### Work item
All of the data below is to be written out again exactly.

### Dataset excerpts

══════

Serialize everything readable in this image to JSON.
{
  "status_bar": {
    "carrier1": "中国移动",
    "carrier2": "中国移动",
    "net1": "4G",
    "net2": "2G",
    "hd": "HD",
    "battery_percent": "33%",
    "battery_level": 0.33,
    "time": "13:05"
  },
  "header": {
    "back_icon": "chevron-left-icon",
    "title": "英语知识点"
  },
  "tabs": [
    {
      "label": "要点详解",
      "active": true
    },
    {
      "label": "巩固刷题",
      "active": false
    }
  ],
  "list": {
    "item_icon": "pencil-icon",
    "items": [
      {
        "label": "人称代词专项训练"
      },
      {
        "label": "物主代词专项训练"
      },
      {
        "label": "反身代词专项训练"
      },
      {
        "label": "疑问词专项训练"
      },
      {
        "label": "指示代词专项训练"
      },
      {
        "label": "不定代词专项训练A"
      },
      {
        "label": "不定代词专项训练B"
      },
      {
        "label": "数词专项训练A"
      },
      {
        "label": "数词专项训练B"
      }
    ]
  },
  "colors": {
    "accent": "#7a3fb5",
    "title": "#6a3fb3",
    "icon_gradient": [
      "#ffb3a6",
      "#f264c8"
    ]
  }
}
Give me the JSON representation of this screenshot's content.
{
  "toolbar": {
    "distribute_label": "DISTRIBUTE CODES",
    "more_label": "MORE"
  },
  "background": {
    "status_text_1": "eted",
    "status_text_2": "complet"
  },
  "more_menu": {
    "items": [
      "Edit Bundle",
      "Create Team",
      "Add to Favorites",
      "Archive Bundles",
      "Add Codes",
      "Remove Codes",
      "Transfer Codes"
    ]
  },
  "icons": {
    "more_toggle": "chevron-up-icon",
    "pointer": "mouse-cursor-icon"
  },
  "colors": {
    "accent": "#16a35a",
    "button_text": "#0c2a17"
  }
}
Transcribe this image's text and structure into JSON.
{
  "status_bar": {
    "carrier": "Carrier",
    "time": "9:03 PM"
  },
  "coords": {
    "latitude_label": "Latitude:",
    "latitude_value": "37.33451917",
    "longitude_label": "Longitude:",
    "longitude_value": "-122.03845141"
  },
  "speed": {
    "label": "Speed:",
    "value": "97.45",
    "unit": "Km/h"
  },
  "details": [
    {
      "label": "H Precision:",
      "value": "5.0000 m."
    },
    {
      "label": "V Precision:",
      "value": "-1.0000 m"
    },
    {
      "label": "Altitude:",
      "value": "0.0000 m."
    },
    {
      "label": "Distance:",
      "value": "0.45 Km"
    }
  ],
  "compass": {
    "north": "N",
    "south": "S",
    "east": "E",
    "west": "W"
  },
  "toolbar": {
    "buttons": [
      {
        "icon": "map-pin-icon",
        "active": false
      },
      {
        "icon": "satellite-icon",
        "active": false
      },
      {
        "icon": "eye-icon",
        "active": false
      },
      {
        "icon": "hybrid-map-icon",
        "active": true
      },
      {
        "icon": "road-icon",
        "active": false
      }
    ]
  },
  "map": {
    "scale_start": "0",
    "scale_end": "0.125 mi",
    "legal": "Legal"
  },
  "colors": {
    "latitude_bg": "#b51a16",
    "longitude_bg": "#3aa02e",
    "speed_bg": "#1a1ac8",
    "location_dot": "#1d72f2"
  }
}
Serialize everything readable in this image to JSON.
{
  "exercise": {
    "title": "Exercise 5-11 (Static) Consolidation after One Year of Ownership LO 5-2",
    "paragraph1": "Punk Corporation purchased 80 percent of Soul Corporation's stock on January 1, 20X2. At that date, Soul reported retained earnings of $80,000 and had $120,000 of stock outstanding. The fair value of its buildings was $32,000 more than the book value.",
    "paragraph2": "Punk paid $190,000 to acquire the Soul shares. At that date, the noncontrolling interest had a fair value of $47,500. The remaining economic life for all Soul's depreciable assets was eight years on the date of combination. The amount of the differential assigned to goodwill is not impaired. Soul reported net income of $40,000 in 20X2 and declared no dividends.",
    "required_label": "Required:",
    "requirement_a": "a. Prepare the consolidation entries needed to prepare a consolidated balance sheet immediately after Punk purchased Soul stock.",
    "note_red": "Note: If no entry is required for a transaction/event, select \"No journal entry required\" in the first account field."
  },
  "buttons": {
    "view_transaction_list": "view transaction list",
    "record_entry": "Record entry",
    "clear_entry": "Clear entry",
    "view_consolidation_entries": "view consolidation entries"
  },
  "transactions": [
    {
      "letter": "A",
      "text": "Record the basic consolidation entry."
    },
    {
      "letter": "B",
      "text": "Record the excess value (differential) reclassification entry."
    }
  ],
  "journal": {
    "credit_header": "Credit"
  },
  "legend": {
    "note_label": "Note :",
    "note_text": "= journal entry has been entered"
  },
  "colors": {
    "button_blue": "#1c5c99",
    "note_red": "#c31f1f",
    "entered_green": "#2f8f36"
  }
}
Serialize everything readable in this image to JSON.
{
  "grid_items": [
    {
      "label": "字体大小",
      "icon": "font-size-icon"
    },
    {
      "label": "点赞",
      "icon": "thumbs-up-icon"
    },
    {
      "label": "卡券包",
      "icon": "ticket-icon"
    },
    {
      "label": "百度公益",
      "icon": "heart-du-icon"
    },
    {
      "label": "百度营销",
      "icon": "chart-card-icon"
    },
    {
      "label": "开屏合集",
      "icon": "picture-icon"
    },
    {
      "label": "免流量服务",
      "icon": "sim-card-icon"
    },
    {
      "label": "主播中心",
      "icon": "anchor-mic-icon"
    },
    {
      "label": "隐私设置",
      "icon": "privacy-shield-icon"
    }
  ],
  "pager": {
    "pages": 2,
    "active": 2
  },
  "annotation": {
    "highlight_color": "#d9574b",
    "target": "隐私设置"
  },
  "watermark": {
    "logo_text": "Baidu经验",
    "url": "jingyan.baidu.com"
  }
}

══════

### Reply
Serialize everything readable in this image to JSON.
{
  "status_bar": {
    "carrier1": "中国移动",
    "carrier2": "中国移动",
    "net1": "4G",
    "net2": "2G",
    "hd": "HD",
    "battery_percent": "33%",
    "battery_level": 0.33,
    "time": "13:05"
  },
  "header": {
    "back_icon": "chevron-left-icon",
    "title": "英语知识点"
  },
  "tabs": [
    {
      "label": "要点详解",
      "active": true
    },
    {
      "label": "巩固刷题",
      "active": false
    }
  ],
  "list": {
    "item_icon": "pencil-icon",
    "items": [
      {
        "label": "人称代词专项训练"
      },
      {
        "label": "物主代词专项训练"
      },
      {
        "label": "反身代词专项训练"
      },
      {
        "label": "疑问词专项训练"
      },
      {
        "label": "指示代词专项训练"
      },
      {
        "label": "不定代词专项训练A"
      },
      {
        "label": "不定代词专项训练B"
      },
      {
        "label": "数词专项训练A"
      },
      {
        "label": "数词专项训练B"
      }
    ]
  },
  "colors": {
    "accent": "#7a3fb5",
    "title": "#6a3fb3",
    "icon_gradient": [
      "#ffb3a6",
      "#f264c8"
    ]
  }
}
Give me the JSON representation of this screenshot's content.
{
  "toolbar": {
    "distribute_label": "DISTRIBUTE CODES",
    "more_label": "MORE"
  },
  "background": {
    "status_text_1": "eted",
    "status_text_2": "complet"
  },
  "more_menu": {
    "items": [
      "Edit Bundle",
      "Create Team",
      "Add to Favorites",
      "Archive Bundles",
      "Add Codes",
      "Remove Codes",
      "Transfer Codes"
    ]
  },
  "icons": {
    "more_toggle": "chevron-up-icon",
    "pointer": "mouse-cursor-icon"
  },
  "colors": {
    "accent": "#16a35a",
    "button_text": "#0c2a17"
  }
}
Transcribe this image's text and structure into JSON.
{
  "status_bar": {
    "carrier": "Carrier",
    "time": "9:03 PM"
  },
  "coords": {
    "latitude_label": "Latitude:",
    "latitude_value": "37.33451917",
    "longitude_label": "Longitude:",
    "longitude_value": "-122.03845141"
  },
  "speed": {
    "label": "Speed:",
    "value": "97.45",
    "unit": "Km/h"
  },
  "details": [
    {
      "label": "H Precision:",
      "value": "5.0000 m."
    },
    {
      "label": "V Precision:",
      "value": "-1.0000 m"
    },
    {
      "label": "Altitude:",
      "value": "0.0000 m."
    },
    {
      "label": "Distance:",
      "value": "0.45 Km"
    }
  ],
  "compass": {
    "north": "N",
    "south": "S",
    "east": "E",
    "west": "W"
  },
  "toolbar": {
    "buttons": [
      {
        "icon": "map-pin-icon",
        "active": false
      },
      {
        "icon": "satellite-icon",
        "active": false
      },
      {
        "icon": "eye-icon",
        "active": false
      },
      {
        "icon": "hybrid-map-icon",
        "active": true
      },
      {
        "icon": "road-icon",
        "active": false
      }
    ]
  },
  "map": {
    "scale_start": "0",
    "scale_end": "0.125 mi",
    "legal": "Legal"
  },
  "colors": {
    "latitude_bg": "#b51a16",
    "longitude_bg": "#3aa02e",
    "speed_bg": "#1a1ac8",
    "location_dot": "#1d72f2"
  }
}
Serialize everything readable in this image to JSON.
{
  "exercise": {
    "title": "Exercise 5-11 (Static) Consolidation after One Year of Ownership LO 5-2",
    "paragraph1": "Punk Corporation purchased 80 percent of Soul Corporation's stock on January 1, 20X2. At that date, Soul reported retained earnings of $80,000 and had $120,000 of stock outstanding. The fair value of its buildings was $32,000 more than the book value.",
    "paragraph2": "Punk paid $190,000 to acquire the Soul shares. At that date, the noncontrolling interest had a fair value of $47,500. The remaining economic life for all Soul's depreciable assets was eight years on the date of combination. The amount of the differential assigned to goodwill is not impaired. Soul reported net income of $40,000 in 20X2 and declared no dividends.",
    "required_label": "Required:",
    "requirement_a": "a. Prepare the consolidation entries needed to prepare a consolidated balance sheet immediately after Punk purchased Soul stock.",
    "note_red": "Note: If no entry is required for a transaction/event, select \"No journal entry required\" in the first account field."
  },
  "buttons": {
    "view_transaction_list": "view transaction list",
    "record_entry": "Record entry",
    "clear_entry": "Clear entry",
    "view_consolidation_entries": "view consolidation entries"
  },
  "transactions": [
    {
      "letter": "A",
      "text": "Record the basic consolidation entry."
    },
    {
      "letter": "B",
      "text": "Record the excess value (differential) reclassification entry."
    }
  ],
  "journal": {
    "credit_header": "Credit"
  },
  "legend": {
    "note_label": "Note :",
    "note_text": "= journal entry has been entered"
  },
  "colors": {
    "button_blue": "#1c5c99",
    "note_red": "#c31f1f",
    "entered_green": "#2f8f36"
  }
}
Serialize everything readable in this image to JSON.
{
  "grid_items": [
    {
      "label": "字体大小",
      "icon": "font-size-icon"
    },
    {
      "label": "点赞",
      "icon": "thumbs-up-icon"
    },
    {
      "label": "卡券包",
      "icon": "ticket-icon"
    },
    {
      "label": "百度公益",
      "icon": "heart-du-icon"
    },
    {
      "label": "百度营销",
      "icon": "chart-card-icon"
    },
    {
      "label": "开屏合集",
      "icon": "picture-icon"
    },
    {
      "label": "免流量服务",
      "icon": "sim-card-icon"
    },
    {
      "label": "主播中心",
      "icon": "anchor-mic-icon"
    },
    {
      "label": "隐私设置",
      "icon": "privacy-shield-icon"
    }
  ],
  "pager": {
    "pages": 2,
    "active": 2
  },
  "annotation": {
    "highlight_color": "#d9574b",
    "target": "隐私设置"
  },
  "watermark": {
    "logo_text": "Baidu经验",
    "url": "jingyan.baidu.com"
  }
}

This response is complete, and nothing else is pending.